- _Required action_: Search the material for "value" and copy each line in which it is found.

※

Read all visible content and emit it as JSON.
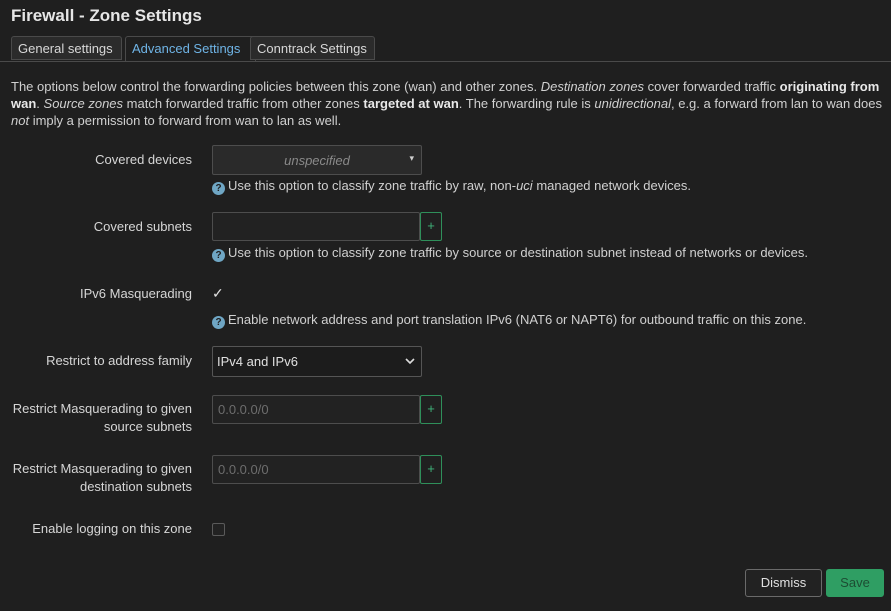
{
  "title": "Firewall - Zone Settings",
  "tabs": [
    "General settings",
    "Advanced Settings",
    "Conntrack Settings"
  ],
  "description": {
    "p1": "The options below control the forwarding policies between this zone (wan) and other zones. ",
    "p2": "Destination zones",
    "p3": " cover forwarded traffic ",
    "p4": "originating from wan",
    "p5": ". ",
    "p6": "Source zones",
    "p7": " match forwarded traffic from other zones ",
    "p8": "targeted at wan",
    "p9": ". The forwarding rule is ",
    "p10": "unidirectional",
    "p11": ", e.g. a forward from lan to wan does ",
    "p12": "not",
    "p13": " imply a permission to forward from wan to lan as well."
  },
  "covered_devices": {
    "label": "Covered devices",
    "value": "unspecified",
    "help_a": "Use this option to classify zone traffic by raw, non-",
    "help_b": "uci",
    "help_c": " managed network devices."
  },
  "covered_subnets": {
    "label": "Covered subnets",
    "value": "",
    "help": "Use this option to classify zone traffic by source or destination subnet instead of networks or devices."
  },
  "ipv6_masq": {
    "label": "IPv6 Masquerading",
    "checked": true,
    "help": "Enable network address and port translation IPv6 (NAT6 or NAPT6) for outbound traffic on this zone."
  },
  "address_family": {
    "label": "Restrict to address family",
    "value": "IPv4 and IPv6"
  },
  "masq_src": {
    "label_line1": "Restrict Masquerading to given",
    "label_line2": "source subnets",
    "placeholder": "0.0.0.0/0"
  },
  "masq_dest": {
    "label_line1": "Restrict Masquerading to given",
    "label_line2": "destination subnets",
    "placeholder": "0.0.0.0/0"
  },
  "logging": {
    "label": "Enable logging on this zone",
    "checked": false
  },
  "buttons": {
    "dismiss": "Dismiss",
    "save": "Save"
  },
  "icons": {
    "help": "?",
    "plus": "+",
    "check": "✓",
    "dropdown_small": "▾"
  },
  "colors": {
    "accent_tab": "#6fb4e6",
    "save_bg": "#2f9e63",
    "plus_border": "#2f8f5a"
  }
}
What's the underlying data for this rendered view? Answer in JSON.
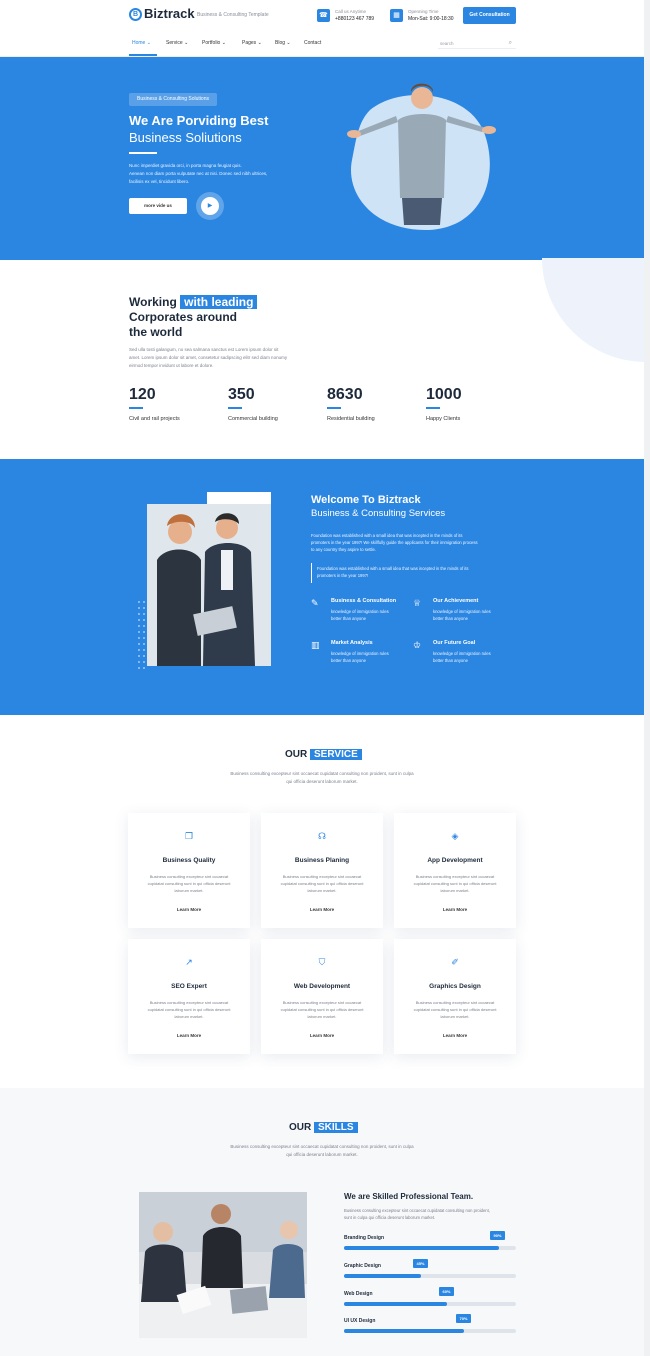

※

- _Response box_:
    "value": "unspecified",
    "value": "",
    "value": "IPv4 and IPv6"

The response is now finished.